Lome (AFP) - A Togolese civil society coalition on Wednesday accused the government of spying on the public after it was reported that six critics of President Faure Gnassingbe, including Catholic leaders, had been victims of a hacking campaign.
According to an investigation published on Monday by the French daily Le Monde and Britain's Guardian newspaper, individuals in Togo were alerted by WhatsApp last year that their mobile phones had been targeted in a spyware attack.
"We are in a police state that uses and abuses espionage against its own citizens," David Dosseh, spokesman for the FCTD, an umbrella organisation of civil society groups, told AFP.
Quoting from a lawsuit filed by WhatsApp against the Israeli firm NSO Group, the newspapers said 1,400 users around the world had been targeted by a sophisticated eavesdropping tool called Pegasus.
According to details in the lawsuit, the technology would have potentially given access to emails, texts and images, and could also have been used for recording by remotely operating a phone's camera and microphone.

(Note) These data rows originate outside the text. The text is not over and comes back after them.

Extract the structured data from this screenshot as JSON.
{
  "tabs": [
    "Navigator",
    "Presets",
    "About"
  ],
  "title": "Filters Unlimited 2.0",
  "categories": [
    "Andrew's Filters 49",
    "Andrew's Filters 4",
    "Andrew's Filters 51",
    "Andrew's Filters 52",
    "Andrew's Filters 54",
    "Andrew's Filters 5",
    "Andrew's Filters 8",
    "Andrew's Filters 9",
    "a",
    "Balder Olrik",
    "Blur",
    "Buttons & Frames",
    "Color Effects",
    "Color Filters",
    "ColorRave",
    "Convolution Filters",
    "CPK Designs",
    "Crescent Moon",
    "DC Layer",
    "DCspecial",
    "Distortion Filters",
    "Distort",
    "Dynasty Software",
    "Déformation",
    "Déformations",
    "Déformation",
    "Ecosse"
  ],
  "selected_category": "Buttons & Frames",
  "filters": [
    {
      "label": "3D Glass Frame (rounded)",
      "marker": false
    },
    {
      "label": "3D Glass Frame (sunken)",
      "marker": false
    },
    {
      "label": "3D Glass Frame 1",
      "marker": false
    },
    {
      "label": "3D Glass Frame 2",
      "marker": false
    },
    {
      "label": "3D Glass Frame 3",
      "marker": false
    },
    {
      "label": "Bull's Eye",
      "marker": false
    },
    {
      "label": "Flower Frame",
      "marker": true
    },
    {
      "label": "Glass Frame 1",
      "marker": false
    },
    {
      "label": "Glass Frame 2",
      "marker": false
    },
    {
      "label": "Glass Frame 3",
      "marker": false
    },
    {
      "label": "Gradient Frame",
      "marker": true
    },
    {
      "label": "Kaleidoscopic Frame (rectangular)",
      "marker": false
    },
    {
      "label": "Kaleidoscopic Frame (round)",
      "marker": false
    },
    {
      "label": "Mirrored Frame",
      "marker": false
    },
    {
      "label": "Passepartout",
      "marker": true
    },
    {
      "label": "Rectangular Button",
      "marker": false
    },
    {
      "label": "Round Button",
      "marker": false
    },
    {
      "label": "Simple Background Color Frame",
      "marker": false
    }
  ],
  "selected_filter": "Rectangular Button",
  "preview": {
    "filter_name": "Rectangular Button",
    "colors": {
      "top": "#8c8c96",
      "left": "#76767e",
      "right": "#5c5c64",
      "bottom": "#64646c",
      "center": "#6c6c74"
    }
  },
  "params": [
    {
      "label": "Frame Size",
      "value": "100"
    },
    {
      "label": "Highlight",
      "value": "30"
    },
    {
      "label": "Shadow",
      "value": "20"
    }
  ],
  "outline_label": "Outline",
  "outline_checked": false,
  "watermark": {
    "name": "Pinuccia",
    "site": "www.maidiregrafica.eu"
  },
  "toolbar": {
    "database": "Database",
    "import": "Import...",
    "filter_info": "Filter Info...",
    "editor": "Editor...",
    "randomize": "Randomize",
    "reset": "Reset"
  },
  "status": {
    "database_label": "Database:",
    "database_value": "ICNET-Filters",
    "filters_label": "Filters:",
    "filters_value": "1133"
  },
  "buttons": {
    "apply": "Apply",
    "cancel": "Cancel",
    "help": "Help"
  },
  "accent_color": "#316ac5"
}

In Togo, the software was reportedly used against opponents, civil society activists and Catholic clerics, including the president of the Togolese Bishops' Conference, Benoit Alowonou, who is known for his activism.
Elliott Ohin, a former government minister who is in the opposition party, and Raymond Houndjo, a close associate of a leading opposition politician were also named in the report.

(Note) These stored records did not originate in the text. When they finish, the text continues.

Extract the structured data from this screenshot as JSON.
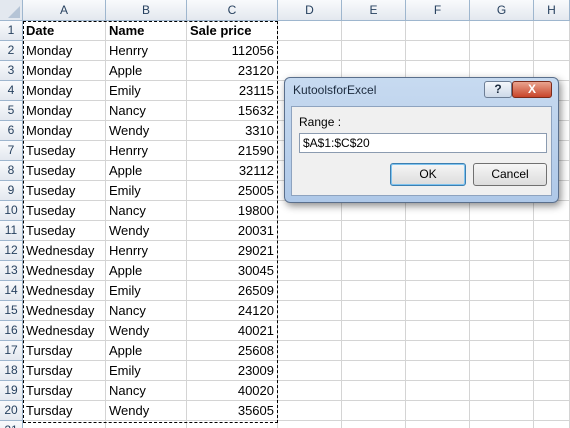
{
  "sheet": {
    "columns": [
      "A",
      "B",
      "C",
      "D",
      "E",
      "F",
      "G",
      "H"
    ],
    "rows": [
      [
        "Date",
        "Name",
        "Sale price"
      ],
      [
        "Monday",
        "Henrry",
        "112056"
      ],
      [
        "Monday",
        "Apple",
        "23120"
      ],
      [
        "Monday",
        "Emily",
        "23115"
      ],
      [
        "Monday",
        "Nancy",
        "15632"
      ],
      [
        "Monday",
        "Wendy",
        "3310"
      ],
      [
        "Tuseday",
        "Henrry",
        "21590"
      ],
      [
        "Tuseday",
        "Apple",
        "32112"
      ],
      [
        "Tuseday",
        "Emily",
        "25005"
      ],
      [
        "Tuseday",
        "Nancy",
        "19800"
      ],
      [
        "Tuseday",
        "Wendy",
        "20031"
      ],
      [
        "Wednesday",
        "Henrry",
        "29021"
      ],
      [
        "Wednesday",
        "Apple",
        "30045"
      ],
      [
        "Wednesday",
        "Emily",
        "26509"
      ],
      [
        "Wednesday",
        "Nancy",
        "24120"
      ],
      [
        "Wednesday",
        "Wendy",
        "40021"
      ],
      [
        "Tursday",
        "Apple",
        "25608"
      ],
      [
        "Tursday",
        "Emily",
        "23009"
      ],
      [
        "Tursday",
        "Nancy",
        "40020"
      ],
      [
        "Tursday",
        "Wendy",
        "35605"
      ]
    ]
  },
  "dialog": {
    "title": "KutoolsforExcel",
    "help_label": "?",
    "close_label": "X",
    "range_label": "Range :",
    "range_value": "$A$1:$C$20",
    "ok_label": "OK",
    "cancel_label": "Cancel"
  },
  "colors": {
    "header_border": "#9eb6ce",
    "grid": "#d4d4d4",
    "dialog_frame": "#aec8e8"
  }
}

The investigation "confirms and provides material evidence of a situation that many suspected," said Dosseh.
"Many Togolese are afraid of being followed, especially spied on, when they are members of civil society or opponents," he said.
Gnassingbe, who was re-elected this year for a fourth term, has led the country of eight million people since taking over in 2005 after the death of his father Gnassingbe Eyadema, who ruled with an iron fist for 38 years.
The government, contacted by AFP, did not comment on the international investigation, which also found targets of the attacks included journalists in India and Morocco, political activists from Rwanda and Catalan separatist politicians in Spain.
"Faure Gnassingbe's regime exceeds all the limits of political decency," Nathaniel Olympio, president of the opposition Togolese People's Party, told AFP.
"Weapons intended to fight terrorism have been turned against opponents, clerics and human rights defenders," he said.